To George Jefferson
Monticello Apr. 18. 99.
I have to acknolege your several favors of Mar. 18 & 26. and Apr. 1. & 8. the contents of which have been attended to. the corks by mr Richardson are received, & the packages by the little Jim are said to have arrived at Milton last night with some of Dr. Bache’s goods. since my last 4. hhds of my tobo. from this place have gone down. we began to be under great apprehension (and there is certainly great reason for it) that the tobaccoes from this warehouse would a great part of them remain here. I have therefore with great difficulty got a William Johnson to oblige himself to carry the residue of mine at his next trip. to do this I was obliged to engage to give him a backload of from 4. to 6. M weight. this I hope you will be able to make good out of Dr. Bache’s or mr Trist’s goods, letting him understand that it is by my procurement as my own things were come away. and if my nailrod (which I understand by Richardson is come from Carolina to Richmond) should come in time, I should wish him to have a preference for it as an encouragement to oblige me hereafter, on his agreeing to bring it @ ⅓ the faggot the price I pay to others.—be assured there is no reason to fear for the price of tobo. and that the stories on that subject have been fabrications, whether in England or America I know not. but it is just as possible for a stone to fall upwards as for the price of tobo. to have fallen in Europe before their actual reciept of the present crop. I believe the present crop will barely satisfy the market without lowering the price, and that the continuance or fall of price depends altogether on the crop now to be planted, whether that be plentiful or short. Brown & Burton gave J. Harris of this county 10. D. lately. I am with great esteem Dear Sir

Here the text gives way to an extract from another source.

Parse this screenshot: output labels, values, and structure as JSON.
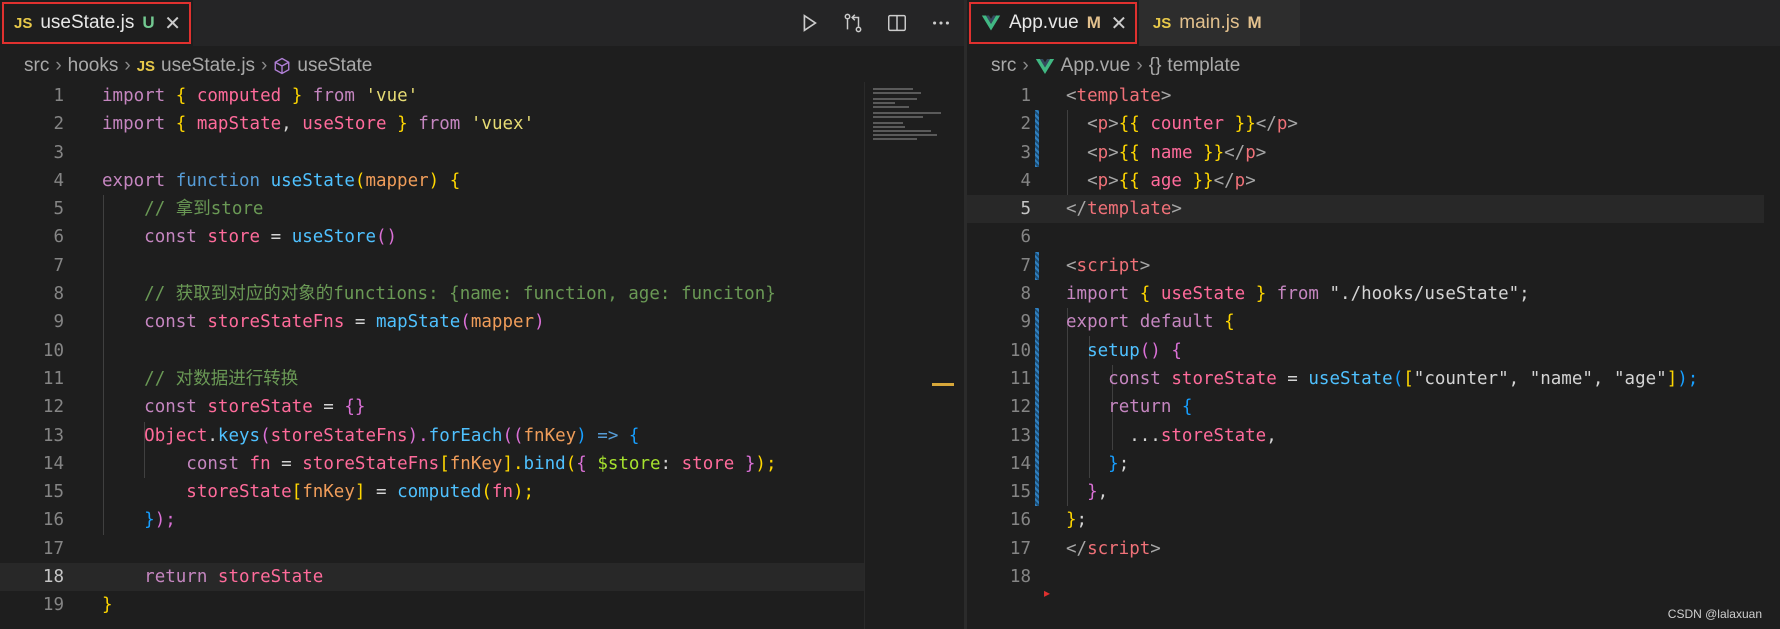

Your affectionate friend
PrC (MHi); at foot of text: “Mr. George Jefferson”; endorsed by TJ in ink on verso.